Life for 'typical' families is fairly predictable. It is a series of casual ups and downs. But for the most part, it has a calm and consistent flow as it travels around and around.
If you are a family raising a child with complex medical needs, the flow of life is constantly disrupted, it is turbulent and extreme. It moves fast in every direction, up, down and all around. Abrupt and constant medical/behavioral crisis can make life feel like you're a passenger on this:
experiencing a series of high, highs
followed quickly by low, lows
making you feel you're sitting on this:
and wanting to scream like this:
For a special needs parent, these sudden extremes of feeling can create a type of emotional whiplash, a feeling of being thrown violently forward, backward and side to side.
Manifesting physically as feelings of despair, restlessness, sadness, fear and fatigue. If you are a follower of my blog, you may have noticed the roller coaster ride of emotions I feel on a daily and weekly basis.
Maintaining sanity during these emotional extremes is challenging. It requires just as much work to care for myself as it does caring for my children. But how do I incorporate rest, relaxation and peace into a lifestyle filled with so much crisis and chaos?
The answer is...it's difficult.
"It's difficult" ...... is the mantra of my life.
But I guess it only makes sense that if the balance (of my roller coaster life) is tipped further into the difficult category, then the energy necessary to bring the scale back to a peaceful position must be greater.
I am sure Einstein has a formula for this?
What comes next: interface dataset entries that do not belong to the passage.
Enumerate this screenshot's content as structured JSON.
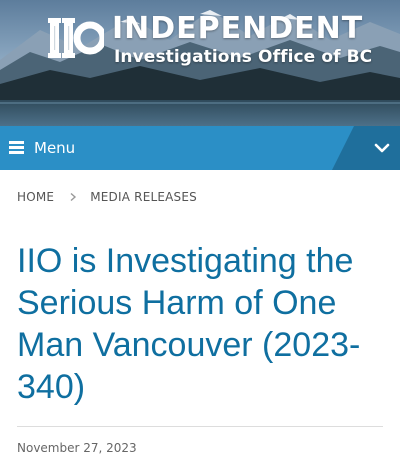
{
  "header": {
    "logo_title": "INDEPENDENT",
    "logo_subtitle": "Investigations Office of BC",
    "logo_mark_text": "IIO"
  },
  "nav": {
    "menu_label": "Menu",
    "toggle_icon": "chevron-down-icon",
    "menu_icon": "hamburger-icon"
  },
  "breadcrumb": {
    "items": [
      "HOME",
      "MEDIA RELEASES"
    ],
    "separator_icon": "chevron-right-icon"
  },
  "article": {
    "title": "IIO is Investigating the Serious Harm of One Man Vancouver (2023-340)",
    "date": "November 27, 2023"
  },
  "colors": {
    "accent": "#2b8fc6",
    "title": "#0f6fa0",
    "toggle_bg": "#1f6f9c"
  }
}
Maybe something like this?
So, I need to create energy.....lots and lots of energy.
For me, that energy is in the form of releasing emotion.
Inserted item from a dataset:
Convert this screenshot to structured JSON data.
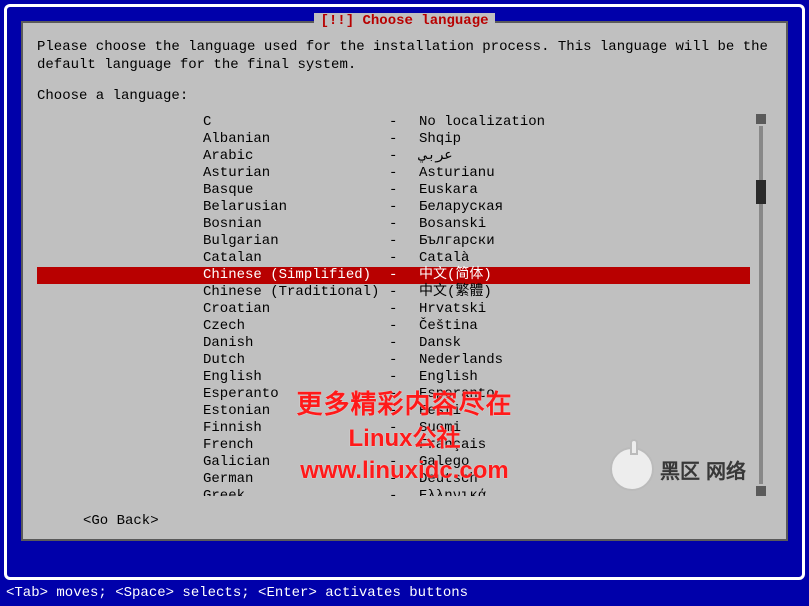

It's important to understand that healthy release of emotion is expressed differently in different individuals.
For me, it's all about expression.....I talk, or write a lot. I express outwardly.
For my husband, it's all about contemplation. ...he thinks and resolves inwardly. He is quiet.
But what is the same for both of us, is the need for healthy distractions.
This can be hobbies, exercise, meditation, and most importantly fun and time away.
But what is perhaps MOST important is developing not only an ability to express, but an ability to accept and let go. Feel the sadness, anger, regret and pain but release it quickly so it does not have an ability to fester.
The speed of a chaotic life demands an equal speed of "letting go" energy.
A kind of fast motion emotion...a need to begin living in the moment.
It is hard work processing emotions.
In fact it looks a lot like a scale that tips repeatedly back and forth, and back and forth until eventually,
balance is achieved
for a moment.
until it is time for the next extreme